Background: As several groups have embarked on patient testing with epiretinal and subretinal implants over the last few years, the results have been at the same tie encouraging and disappointing. Clearly the patients are “seeing” yet the vision they describe and utilize does not match the simple simulations we envisaged a few years ago. Micro-anatomical studies have taught us the fundamental changes in signal processing in the degenerating retina, and we can begin to understand the patients’ problems by adjusting our simulations, to understand what prosthesis wearers may see, and how much they can learn to understand through practice.

Objective: To adapt the prosthetic vision simulation environment, specifying the appearance of individual phosphenes and their temporal and spatial interactions, so they model the percepts reported by, and data collected from, prosthesis wearers; and to test this phosphene-based vision in sighted volunteers.

Methods: We have created a modeling environment that allows us to build in: 1. configuration information regarding different implants, which provide the spatial and temporal electric field properties at the tissue interface; 2. spontaneous “noise” backgrounds corresponding to the “light shows” described by many RP patients; 3. eye movement compensation so the “phosphenes” can be stabilized on the subject’s retina; and 4. patient data from intraoperative experiments and early implant wearers, in particular threshold and dynamic range data. In this environment our subjects perform a series of recognition, localization, discrimination, and eye-hand coordination tasks.

Results: Over the past 3 years we have concentrated on visually guided task performance: mobility in a virtual building, a checkers game, and a maze tracing experiment. In each of these experiments subjects were trained to understand the impoverished reality of their “phosphene world” and to perform tasks never shown to them in unfiltered, free-viewing conditions. All subjects tested have been able to learn the tasks, and have substantially improved their performance, often through many hours of practice. Examples of tasks and performance will be shown.

Conclusion: While simulations can tell us much about the ability of the visual system to adapt to extremely adverse visual conditions, they can only provide a meaningful contribution to prosthetic vision rehabilitation if the image transformations presented to the subjects match the reality experienced by the prosthesis wearer. To this end, the basic research of the transformed degenerated retina and the prosthesis recipients experience need to be fully integrated.
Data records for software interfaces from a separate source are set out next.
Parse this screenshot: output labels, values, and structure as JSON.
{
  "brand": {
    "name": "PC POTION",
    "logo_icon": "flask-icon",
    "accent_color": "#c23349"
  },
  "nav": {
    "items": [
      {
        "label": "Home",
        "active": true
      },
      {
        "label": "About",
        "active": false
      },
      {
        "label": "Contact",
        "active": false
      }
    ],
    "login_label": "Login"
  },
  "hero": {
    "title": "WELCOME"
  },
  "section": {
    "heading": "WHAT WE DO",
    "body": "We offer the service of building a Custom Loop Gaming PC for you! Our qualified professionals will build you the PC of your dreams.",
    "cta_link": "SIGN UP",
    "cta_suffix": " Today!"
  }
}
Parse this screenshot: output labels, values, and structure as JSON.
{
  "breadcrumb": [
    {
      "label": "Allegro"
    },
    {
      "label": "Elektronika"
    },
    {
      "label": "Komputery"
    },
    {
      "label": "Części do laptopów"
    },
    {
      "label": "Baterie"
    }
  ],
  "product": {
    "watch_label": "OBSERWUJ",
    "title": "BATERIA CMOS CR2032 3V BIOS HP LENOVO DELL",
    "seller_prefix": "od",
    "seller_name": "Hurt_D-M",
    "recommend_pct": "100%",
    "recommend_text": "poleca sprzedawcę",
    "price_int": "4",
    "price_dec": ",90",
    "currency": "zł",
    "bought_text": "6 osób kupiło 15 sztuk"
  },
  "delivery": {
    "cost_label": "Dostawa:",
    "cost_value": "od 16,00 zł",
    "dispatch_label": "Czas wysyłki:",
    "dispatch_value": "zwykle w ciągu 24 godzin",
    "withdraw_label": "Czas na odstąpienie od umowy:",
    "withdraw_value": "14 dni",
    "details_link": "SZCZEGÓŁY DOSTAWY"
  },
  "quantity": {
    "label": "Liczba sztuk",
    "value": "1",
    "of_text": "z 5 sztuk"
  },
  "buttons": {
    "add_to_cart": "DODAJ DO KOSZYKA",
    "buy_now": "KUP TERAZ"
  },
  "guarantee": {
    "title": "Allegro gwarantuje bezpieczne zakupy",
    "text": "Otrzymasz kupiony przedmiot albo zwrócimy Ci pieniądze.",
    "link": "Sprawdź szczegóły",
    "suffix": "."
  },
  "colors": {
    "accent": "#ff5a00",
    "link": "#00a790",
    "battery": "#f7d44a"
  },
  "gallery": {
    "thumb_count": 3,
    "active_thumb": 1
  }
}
This lecture is available as video recording (Attachment 1 [Attach. 1]).